In the USA, conservation and monitoring of biodiversity on organic farms have been poorly enforced, leading to the suggestion of explicitly addressing biodiversity through the organic system plan. We use primary data to examine the efficacy of this approach. We find that that farmers reporting using no-till farming, cover crops, and buffer strips observed improved or maintained levels of pollinator and wild animal biodiversity on their farms. Those using biological pest management observed higher or constant levels of pollinators on their farms. Inclusion of questions about biodiversity on the certifier-provided template, used to guide development of the organic system plan, was determined to be positively and significantly related to the predicted probability of observing higher or constant levels of pollinator and wild animal biodiversity on their farms.
- Certified organic
- Organic system plan
- Wild animals

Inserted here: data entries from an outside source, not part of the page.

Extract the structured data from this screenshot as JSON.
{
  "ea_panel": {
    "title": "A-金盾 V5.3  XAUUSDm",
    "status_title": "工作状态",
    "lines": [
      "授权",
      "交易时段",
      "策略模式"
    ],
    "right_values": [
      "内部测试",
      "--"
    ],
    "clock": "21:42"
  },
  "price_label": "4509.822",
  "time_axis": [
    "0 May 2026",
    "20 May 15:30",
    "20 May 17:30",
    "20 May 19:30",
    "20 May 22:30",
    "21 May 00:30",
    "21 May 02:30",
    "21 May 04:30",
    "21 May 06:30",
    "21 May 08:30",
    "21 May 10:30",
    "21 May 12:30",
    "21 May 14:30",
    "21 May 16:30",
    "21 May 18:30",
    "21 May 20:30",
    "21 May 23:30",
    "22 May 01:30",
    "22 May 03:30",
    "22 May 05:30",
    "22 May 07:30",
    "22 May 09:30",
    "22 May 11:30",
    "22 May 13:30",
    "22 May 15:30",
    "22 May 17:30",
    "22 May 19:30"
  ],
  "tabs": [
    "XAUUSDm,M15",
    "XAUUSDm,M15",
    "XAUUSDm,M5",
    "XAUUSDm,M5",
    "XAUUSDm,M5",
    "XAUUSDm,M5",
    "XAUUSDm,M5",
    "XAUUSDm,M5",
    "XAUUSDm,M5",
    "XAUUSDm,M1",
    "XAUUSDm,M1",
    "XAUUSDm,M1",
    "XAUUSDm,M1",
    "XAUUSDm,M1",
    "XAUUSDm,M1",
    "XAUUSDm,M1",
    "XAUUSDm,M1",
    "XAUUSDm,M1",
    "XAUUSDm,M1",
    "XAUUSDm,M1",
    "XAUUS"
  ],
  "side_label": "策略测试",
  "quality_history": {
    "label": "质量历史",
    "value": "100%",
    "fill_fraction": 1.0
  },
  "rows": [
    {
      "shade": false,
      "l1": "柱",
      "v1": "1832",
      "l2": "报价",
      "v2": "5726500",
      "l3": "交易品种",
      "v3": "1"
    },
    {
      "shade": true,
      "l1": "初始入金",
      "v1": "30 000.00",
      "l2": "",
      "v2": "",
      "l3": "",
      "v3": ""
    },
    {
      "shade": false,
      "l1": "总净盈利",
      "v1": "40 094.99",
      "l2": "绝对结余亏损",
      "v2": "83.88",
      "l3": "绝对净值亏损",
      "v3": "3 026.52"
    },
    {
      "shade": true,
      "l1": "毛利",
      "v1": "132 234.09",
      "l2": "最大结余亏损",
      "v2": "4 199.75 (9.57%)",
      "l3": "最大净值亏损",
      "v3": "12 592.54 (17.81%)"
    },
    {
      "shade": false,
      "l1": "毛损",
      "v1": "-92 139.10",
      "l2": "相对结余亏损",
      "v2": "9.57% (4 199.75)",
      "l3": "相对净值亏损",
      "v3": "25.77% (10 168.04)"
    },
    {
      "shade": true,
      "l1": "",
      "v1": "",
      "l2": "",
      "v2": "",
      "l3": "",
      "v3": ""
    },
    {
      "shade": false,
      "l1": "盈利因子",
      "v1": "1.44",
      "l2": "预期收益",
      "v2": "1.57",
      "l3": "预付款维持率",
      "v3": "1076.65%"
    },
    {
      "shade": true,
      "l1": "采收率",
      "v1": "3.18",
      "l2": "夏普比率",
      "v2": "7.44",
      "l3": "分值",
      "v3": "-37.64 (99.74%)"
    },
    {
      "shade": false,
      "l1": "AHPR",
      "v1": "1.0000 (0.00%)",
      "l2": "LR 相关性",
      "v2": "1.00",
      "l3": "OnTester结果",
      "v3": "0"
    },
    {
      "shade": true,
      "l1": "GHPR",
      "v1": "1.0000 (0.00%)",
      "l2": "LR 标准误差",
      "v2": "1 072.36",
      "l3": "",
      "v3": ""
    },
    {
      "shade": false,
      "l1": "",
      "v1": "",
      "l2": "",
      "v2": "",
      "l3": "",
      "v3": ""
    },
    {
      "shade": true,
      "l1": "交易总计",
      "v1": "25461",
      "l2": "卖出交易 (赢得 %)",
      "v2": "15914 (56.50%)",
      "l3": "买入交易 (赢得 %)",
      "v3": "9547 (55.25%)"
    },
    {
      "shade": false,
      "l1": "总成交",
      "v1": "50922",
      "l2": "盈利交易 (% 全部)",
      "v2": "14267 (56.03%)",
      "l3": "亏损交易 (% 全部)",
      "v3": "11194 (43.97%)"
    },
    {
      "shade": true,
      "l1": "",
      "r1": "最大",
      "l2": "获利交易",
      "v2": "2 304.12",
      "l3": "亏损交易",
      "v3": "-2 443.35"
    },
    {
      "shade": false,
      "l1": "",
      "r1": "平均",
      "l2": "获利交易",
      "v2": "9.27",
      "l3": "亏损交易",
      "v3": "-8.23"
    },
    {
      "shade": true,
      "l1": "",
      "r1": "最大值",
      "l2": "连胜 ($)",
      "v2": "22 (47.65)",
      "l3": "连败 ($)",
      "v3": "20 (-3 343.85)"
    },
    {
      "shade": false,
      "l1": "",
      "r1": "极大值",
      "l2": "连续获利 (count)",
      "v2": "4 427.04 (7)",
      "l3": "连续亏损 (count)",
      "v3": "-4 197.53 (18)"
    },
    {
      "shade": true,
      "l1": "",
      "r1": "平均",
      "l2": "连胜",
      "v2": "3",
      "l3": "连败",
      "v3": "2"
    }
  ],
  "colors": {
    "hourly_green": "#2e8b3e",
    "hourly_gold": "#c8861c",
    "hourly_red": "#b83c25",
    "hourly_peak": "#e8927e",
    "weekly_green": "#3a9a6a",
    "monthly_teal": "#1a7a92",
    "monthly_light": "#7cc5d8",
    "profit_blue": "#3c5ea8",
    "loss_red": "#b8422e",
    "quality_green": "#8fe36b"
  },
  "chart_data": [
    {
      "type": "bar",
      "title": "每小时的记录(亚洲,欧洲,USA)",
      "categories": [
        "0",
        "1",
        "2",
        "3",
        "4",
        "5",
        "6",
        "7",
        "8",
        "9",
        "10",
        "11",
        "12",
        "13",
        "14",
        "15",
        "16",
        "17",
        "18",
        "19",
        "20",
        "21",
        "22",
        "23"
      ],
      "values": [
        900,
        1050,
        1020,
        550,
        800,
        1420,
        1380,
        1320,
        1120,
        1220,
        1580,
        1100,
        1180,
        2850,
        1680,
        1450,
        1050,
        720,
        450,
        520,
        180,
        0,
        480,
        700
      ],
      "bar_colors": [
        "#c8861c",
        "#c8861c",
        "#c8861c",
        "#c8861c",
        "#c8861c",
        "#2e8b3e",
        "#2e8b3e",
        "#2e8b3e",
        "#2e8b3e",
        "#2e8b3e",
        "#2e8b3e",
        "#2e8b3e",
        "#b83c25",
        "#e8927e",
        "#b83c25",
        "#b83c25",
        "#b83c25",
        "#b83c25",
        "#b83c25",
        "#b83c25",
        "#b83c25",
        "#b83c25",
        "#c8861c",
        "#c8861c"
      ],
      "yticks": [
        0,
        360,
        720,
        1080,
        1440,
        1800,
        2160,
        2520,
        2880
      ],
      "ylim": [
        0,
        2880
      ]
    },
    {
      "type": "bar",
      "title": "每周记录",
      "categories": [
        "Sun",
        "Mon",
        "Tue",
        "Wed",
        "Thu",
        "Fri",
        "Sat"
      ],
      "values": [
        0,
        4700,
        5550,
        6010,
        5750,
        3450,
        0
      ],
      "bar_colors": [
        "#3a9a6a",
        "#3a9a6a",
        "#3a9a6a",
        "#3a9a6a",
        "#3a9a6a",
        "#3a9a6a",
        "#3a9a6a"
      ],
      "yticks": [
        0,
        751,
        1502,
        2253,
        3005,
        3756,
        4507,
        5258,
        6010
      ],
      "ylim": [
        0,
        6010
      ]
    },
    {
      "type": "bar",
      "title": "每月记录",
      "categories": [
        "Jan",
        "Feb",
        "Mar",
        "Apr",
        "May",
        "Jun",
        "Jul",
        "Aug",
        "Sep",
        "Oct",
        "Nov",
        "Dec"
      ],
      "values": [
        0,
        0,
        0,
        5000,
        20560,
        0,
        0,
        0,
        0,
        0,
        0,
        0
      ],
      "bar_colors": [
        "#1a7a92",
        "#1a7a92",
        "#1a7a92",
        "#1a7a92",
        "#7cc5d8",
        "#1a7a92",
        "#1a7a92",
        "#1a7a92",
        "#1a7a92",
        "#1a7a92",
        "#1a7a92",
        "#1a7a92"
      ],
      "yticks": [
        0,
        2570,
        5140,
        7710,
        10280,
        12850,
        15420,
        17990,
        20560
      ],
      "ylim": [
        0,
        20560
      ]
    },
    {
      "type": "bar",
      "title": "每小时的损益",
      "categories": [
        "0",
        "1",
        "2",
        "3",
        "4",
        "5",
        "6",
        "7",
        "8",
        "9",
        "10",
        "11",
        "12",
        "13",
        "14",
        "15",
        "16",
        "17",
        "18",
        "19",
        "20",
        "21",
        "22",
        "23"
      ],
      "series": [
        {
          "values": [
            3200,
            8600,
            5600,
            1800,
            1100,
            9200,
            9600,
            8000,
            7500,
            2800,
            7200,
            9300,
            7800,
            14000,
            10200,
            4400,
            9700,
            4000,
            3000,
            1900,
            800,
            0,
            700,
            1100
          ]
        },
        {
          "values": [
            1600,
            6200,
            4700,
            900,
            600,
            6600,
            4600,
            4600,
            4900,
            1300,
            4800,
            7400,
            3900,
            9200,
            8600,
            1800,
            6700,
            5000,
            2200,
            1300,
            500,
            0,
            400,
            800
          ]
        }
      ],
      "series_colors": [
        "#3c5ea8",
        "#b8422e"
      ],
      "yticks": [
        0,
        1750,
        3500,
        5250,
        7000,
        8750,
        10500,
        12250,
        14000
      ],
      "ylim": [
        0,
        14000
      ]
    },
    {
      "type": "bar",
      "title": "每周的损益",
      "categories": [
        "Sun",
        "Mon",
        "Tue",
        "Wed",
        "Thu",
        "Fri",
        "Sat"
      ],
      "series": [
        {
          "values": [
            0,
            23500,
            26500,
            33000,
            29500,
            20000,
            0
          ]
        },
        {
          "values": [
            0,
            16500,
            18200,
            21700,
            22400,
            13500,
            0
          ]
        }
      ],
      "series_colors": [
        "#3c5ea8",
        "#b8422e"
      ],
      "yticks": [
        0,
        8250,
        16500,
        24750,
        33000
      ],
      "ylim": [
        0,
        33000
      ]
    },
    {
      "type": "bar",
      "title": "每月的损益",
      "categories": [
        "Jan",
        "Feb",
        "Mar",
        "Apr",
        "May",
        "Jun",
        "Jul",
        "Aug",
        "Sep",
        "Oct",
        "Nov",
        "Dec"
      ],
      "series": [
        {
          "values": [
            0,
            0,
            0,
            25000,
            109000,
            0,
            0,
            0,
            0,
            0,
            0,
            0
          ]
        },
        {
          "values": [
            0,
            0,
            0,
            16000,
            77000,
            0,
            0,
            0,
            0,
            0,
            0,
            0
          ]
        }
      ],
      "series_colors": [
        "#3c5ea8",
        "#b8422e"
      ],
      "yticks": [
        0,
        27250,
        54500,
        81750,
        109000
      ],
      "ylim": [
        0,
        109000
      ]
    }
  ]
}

ASJC Scopus subject areas
- Agricultural and Biological Sciences(all)